If it can keep up with the increase in Seal Away, Walking Ballista, Goblin Chainwhirler, and Llanowar Elves-boosted Green decks, U/W Auras is poised to have a weekend or two of absolute dominance at some point in this Standard format. Here’s an approximation of that future Standard king:
This deck is aggressive with a sideboard plan to switch up against any opponent who comes expecting a swarm of tiny creatures. That’s the dream with a tempo-oriented strategy like U/W Auras, and that’s the kind of mind game that a powerful gameplan-in-a-box planeswalker like Teferi enables. It makes cheaper cards better, incentivizes you to craft your deck with divergent gameplans that are hard for your opponents to cover simultaneously, and rewards creative sideboarding. Truly a grand slam card for metagaming and list-tweaking.
One last list to cap off Teferi’s possibilities in Standard. Few people remember Jeskai Vehicles as an alternative to Mardu for a brief period during the Aetherworks Marvel era, but blue mana is relatively easy for the deck to pull off. Few people remember Big Mardu as an alternative to low-end Mardu Vehicles for a different period of time during the Kaladesh era, but it was yet another change-up designed to take advantage of sideboard jukes and unexpected plans. Teferi excites me as a pilot for Heart of Kiran alongside Karn and the usual suspects. Keep that battlefield full, and protect your planeswalkers, people!
Llanowar Elves is one-dimensional. Goblin Chainwhirler is one-dimensional. Those cards are high in horsepower, but low in finesse. Teferi, on the other hand, empowers new and different play patterns. Teferi empowers less-obvious strategies. Teferi properly and profitably answers classes of cards that were previously difficult to answer (cough, The Scarab God, cough). If the format isn’t completely overrun with these obvious all-stars of Dominaria, you’ll see Teferi slowly build his stock in a number of different decks.

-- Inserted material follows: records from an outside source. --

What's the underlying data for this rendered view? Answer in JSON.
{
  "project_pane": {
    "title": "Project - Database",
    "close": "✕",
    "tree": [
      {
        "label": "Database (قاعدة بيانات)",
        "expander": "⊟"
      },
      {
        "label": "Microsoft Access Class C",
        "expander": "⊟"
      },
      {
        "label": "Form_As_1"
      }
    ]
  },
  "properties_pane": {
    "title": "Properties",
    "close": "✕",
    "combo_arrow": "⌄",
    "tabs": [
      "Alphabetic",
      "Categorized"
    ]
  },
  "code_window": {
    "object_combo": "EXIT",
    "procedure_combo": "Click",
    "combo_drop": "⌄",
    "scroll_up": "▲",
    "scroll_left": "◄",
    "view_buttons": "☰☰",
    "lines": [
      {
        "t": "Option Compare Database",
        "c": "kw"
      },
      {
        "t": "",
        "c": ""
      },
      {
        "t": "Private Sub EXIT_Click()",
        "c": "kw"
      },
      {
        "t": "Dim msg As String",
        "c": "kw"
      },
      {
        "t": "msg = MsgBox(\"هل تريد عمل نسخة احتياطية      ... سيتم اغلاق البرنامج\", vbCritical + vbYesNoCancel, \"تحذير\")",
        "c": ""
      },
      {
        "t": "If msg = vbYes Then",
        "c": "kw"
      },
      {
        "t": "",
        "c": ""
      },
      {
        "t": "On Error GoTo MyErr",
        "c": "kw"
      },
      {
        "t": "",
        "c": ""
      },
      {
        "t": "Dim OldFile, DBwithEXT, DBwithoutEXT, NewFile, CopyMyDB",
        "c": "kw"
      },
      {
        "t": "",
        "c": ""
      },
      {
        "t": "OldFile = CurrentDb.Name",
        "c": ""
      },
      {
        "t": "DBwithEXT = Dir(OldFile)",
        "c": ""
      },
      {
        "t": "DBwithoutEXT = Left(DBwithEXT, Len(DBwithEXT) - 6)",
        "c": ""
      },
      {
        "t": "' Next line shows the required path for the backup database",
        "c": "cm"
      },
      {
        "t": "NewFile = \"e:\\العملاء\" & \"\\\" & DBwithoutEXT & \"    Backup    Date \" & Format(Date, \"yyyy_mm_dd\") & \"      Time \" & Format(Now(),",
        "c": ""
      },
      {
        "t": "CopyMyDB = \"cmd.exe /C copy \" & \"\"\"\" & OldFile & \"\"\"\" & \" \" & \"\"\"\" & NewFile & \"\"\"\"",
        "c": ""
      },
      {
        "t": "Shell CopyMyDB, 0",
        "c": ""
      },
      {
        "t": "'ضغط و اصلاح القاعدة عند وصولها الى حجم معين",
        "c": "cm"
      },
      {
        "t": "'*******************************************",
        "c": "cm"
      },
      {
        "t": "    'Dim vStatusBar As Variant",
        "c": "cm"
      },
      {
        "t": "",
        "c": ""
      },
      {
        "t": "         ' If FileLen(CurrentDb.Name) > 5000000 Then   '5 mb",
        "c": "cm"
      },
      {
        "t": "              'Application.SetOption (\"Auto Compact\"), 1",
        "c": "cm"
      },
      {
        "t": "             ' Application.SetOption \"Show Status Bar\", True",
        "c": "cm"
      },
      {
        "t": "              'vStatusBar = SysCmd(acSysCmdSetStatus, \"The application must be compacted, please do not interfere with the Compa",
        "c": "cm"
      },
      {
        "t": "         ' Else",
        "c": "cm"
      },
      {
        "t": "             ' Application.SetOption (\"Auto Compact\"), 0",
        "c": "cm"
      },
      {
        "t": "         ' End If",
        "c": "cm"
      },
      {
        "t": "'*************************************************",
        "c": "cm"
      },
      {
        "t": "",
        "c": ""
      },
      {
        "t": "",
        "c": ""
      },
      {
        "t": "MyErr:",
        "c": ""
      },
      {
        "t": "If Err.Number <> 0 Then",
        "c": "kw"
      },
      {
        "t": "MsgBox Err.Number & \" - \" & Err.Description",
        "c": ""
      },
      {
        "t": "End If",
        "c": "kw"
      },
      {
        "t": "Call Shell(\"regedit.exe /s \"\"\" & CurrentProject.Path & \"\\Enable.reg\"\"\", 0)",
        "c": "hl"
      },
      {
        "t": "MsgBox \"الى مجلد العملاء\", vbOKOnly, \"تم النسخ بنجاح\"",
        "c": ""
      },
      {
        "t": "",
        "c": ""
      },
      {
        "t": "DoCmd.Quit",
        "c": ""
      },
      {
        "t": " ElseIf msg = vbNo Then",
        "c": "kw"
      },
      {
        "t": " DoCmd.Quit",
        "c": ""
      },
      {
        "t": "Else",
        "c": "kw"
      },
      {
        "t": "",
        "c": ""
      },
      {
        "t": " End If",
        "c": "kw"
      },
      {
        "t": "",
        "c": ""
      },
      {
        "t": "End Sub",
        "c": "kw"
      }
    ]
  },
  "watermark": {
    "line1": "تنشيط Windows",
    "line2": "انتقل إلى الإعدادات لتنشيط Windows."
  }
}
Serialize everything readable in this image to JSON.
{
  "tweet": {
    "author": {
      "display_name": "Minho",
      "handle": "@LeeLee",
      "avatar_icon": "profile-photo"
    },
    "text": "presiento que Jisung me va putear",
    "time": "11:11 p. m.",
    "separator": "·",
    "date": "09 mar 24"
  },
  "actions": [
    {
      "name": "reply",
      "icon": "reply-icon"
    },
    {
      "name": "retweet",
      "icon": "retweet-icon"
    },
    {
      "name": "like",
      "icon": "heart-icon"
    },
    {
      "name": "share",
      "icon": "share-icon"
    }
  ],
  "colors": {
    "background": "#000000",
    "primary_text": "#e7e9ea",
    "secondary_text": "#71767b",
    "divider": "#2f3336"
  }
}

Metagaming in contemporary Standard is most often about lining up the proper threats and answers, or making last week’s answers line up improperly against your threats. This format looks to be no exception. Pick your spot and find a weakness in people’s expected sideboard plans. This Teferi’s Puzzle Box of a Standard format won’t solve itself, but the clues are out there for those who look.